Work order
Quote the records beneath, complete and exact. Leave out images.

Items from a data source
=== Section Start ===

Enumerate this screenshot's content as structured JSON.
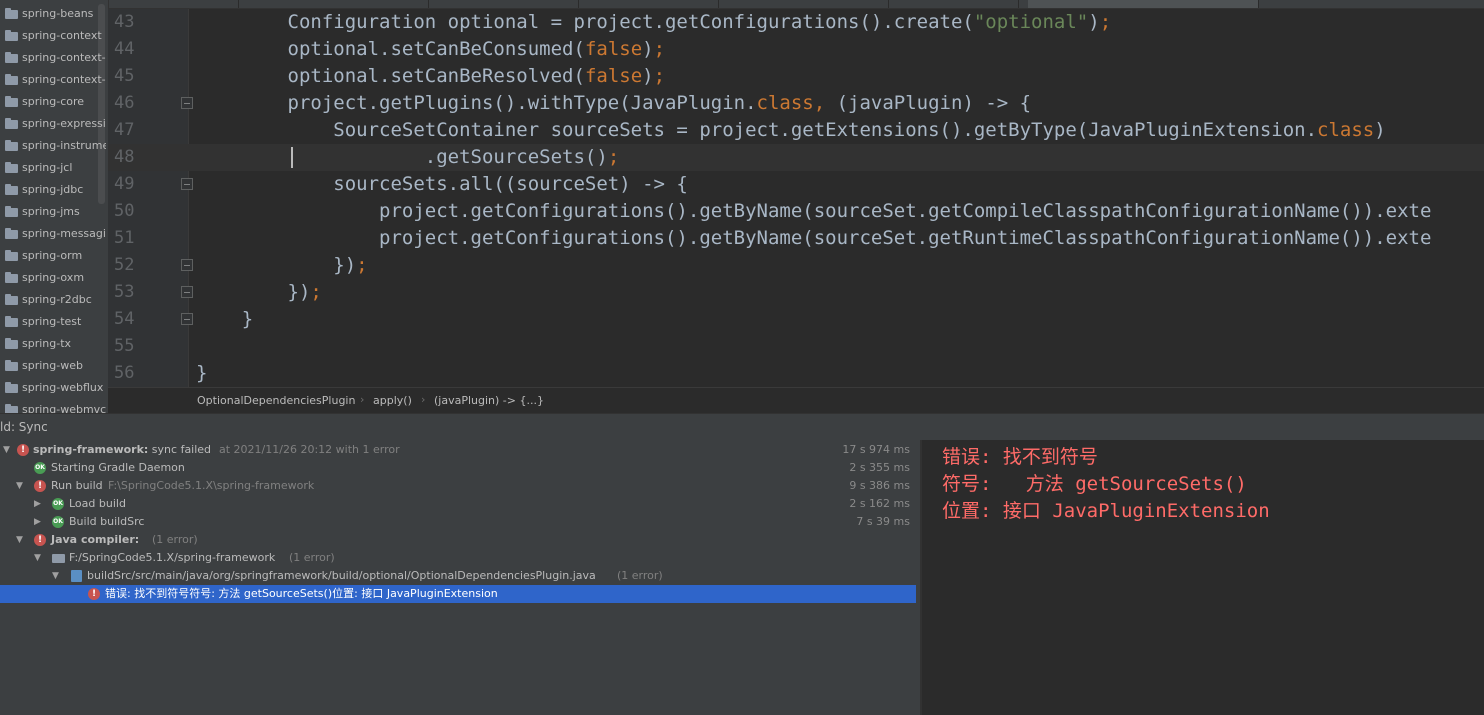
{
  "sidebar": {
    "items": [
      "spring-beans",
      "spring-context",
      "spring-context-",
      "spring-context-",
      "spring-core",
      "spring-expressi",
      "spring-instrume",
      "spring-jcl",
      "spring-jdbc",
      "spring-jms",
      "spring-messagin",
      "spring-orm",
      "spring-oxm",
      "spring-r2dbc",
      "spring-test",
      "spring-tx",
      "spring-web",
      "spring-webflux",
      "spring-webmvc"
    ]
  },
  "editor": {
    "lines": [
      {
        "num": "43",
        "code": "        Configuration optional = project.getConfigurations().create(\"optional\");"
      },
      {
        "num": "44",
        "code": "        optional.setCanBeConsumed(false);"
      },
      {
        "num": "45",
        "code": "        optional.setCanBeResolved(false);"
      },
      {
        "num": "46",
        "code": "        project.getPlugins().withType(JavaPlugin.class, (javaPlugin) -> {"
      },
      {
        "num": "47",
        "code": "            SourceSetContainer sourceSets = project.getExtensions().getByType(JavaPluginExtension.class)"
      },
      {
        "num": "48",
        "code": "                    .getSourceSets();"
      },
      {
        "num": "49",
        "code": "            sourceSets.all((sourceSet) -> {"
      },
      {
        "num": "50",
        "code": "                project.getConfigurations().getByName(sourceSet.getCompileClasspathConfigurationName()).exte"
      },
      {
        "num": "51",
        "code": "                project.getConfigurations().getByName(sourceSet.getRuntimeClasspathConfigurationName()).exte"
      },
      {
        "num": "52",
        "code": "            });"
      },
      {
        "num": "53",
        "code": "        });"
      },
      {
        "num": "54",
        "code": "    }"
      },
      {
        "num": "55",
        "code": ""
      },
      {
        "num": "56",
        "code": "}"
      }
    ]
  },
  "breadcrumb": {
    "items": [
      "OptionalDependenciesPlugin",
      "apply()",
      "(javaPlugin) -> {...}"
    ]
  },
  "tool_window": {
    "title": "ld: Sync"
  },
  "build": {
    "root": {
      "name": "spring-framework:",
      "status": " sync failed",
      "meta": "at 2021/11/26 20:12   with 1 error",
      "time": "17 s 974 ms"
    },
    "daemon": {
      "label": "Starting Gradle Daemon",
      "time": "2 s 355 ms"
    },
    "run_build": {
      "label": "Run build",
      "path": "F:\\SpringCode5.1.X\\spring-framework",
      "time": "9 s 386 ms"
    },
    "load_build": {
      "label": "Load build",
      "time": "2 s 162 ms"
    },
    "build_src": {
      "label": "Build buildSrc",
      "time": "7 s 39 ms"
    },
    "java_compiler": {
      "label": "Java compiler:",
      "count": "(1 error)"
    },
    "project_path": {
      "label": "F:/SpringCode5.1.X/spring-framework",
      "count": "(1 error)"
    },
    "file_path": {
      "label": "buildSrc/src/main/java/org/springframework/build/optional/OptionalDependenciesPlugin.java",
      "count": "(1 error)"
    },
    "error_row": {
      "label": "错误: 找不到符号符号:  方法 getSourceSets()位置: 接口 JavaPluginExtension"
    }
  },
  "message": {
    "line1": "错误: 找不到符号",
    "line2": "符号:   方法 getSourceSets()",
    "line3": "位置: 接口 JavaPluginExtension"
  }
}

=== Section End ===

Answer section
Enumerate this screenshot's content as structured JSON.
{
  "sidebar": {
    "items": [
      "spring-beans",
      "spring-context",
      "spring-context-",
      "spring-context-",
      "spring-core",
      "spring-expressi",
      "spring-instrume",
      "spring-jcl",
      "spring-jdbc",
      "spring-jms",
      "spring-messagin",
      "spring-orm",
      "spring-oxm",
      "spring-r2dbc",
      "spring-test",
      "spring-tx",
      "spring-web",
      "spring-webflux",
      "spring-webmvc"
    ]
  },
  "editor": {
    "lines": [
      {
        "num": "43",
        "code": "        Configuration optional = project.getConfigurations().create(\"optional\");"
      },
      {
        "num": "44",
        "code": "        optional.setCanBeConsumed(false);"
      },
      {
        "num": "45",
        "code": "        optional.setCanBeResolved(false);"
      },
      {
        "num": "46",
        "code": "        project.getPlugins().withType(JavaPlugin.class, (javaPlugin) -> {"
      },
      {
        "num": "47",
        "code": "            SourceSetContainer sourceSets = project.getExtensions().getByType(JavaPluginExtension.class)"
      },
      {
        "num": "48",
        "code": "                    .getSourceSets();"
      },
      {
        "num": "49",
        "code": "            sourceSets.all((sourceSet) -> {"
      },
      {
        "num": "50",
        "code": "                project.getConfigurations().getByName(sourceSet.getCompileClasspathConfigurationName()).exte"
      },
      {
        "num": "51",
        "code": "                project.getConfigurations().getByName(sourceSet.getRuntimeClasspathConfigurationName()).exte"
      },
      {
        "num": "52",
        "code": "            });"
      },
      {
        "num": "53",
        "code": "        });"
      },
      {
        "num": "54",
        "code": "    }"
      },
      {
        "num": "55",
        "code": ""
      },
      {
        "num": "56",
        "code": "}"
      }
    ]
  },
  "breadcrumb": {
    "items": [
      "OptionalDependenciesPlugin",
      "apply()",
      "(javaPlugin) -> {...}"
    ]
  },
  "tool_window": {
    "title": "ld: Sync"
  },
  "build": {
    "root": {
      "name": "spring-framework:",
      "status": " sync failed",
      "meta": "at 2021/11/26 20:12   with 1 error",
      "time": "17 s 974 ms"
    },
    "daemon": {
      "label": "Starting Gradle Daemon",
      "time": "2 s 355 ms"
    },
    "run_build": {
      "label": "Run build",
      "path": "F:\\SpringCode5.1.X\\spring-framework",
      "time": "9 s 386 ms"
    },
    "load_build": {
      "label": "Load build",
      "time": "2 s 162 ms"
    },
    "build_src": {
      "label": "Build buildSrc",
      "time": "7 s 39 ms"
    },
    "java_compiler": {
      "label": "Java compiler:",
      "count": "(1 error)"
    },
    "project_path": {
      "label": "F:/SpringCode5.1.X/spring-framework",
      "count": "(1 error)"
    },
    "file_path": {
      "label": "buildSrc/src/main/java/org/springframework/build/optional/OptionalDependenciesPlugin.java",
      "count": "(1 error)"
    },
    "error_row": {
      "label": "错误: 找不到符号符号:  方法 getSourceSets()位置: 接口 JavaPluginExtension"
    }
  },
  "message": {
    "line1": "错误: 找不到符号",
    "line2": "符号:   方法 getSourceSets()",
    "line3": "位置: 接口 JavaPluginExtension"
  }
}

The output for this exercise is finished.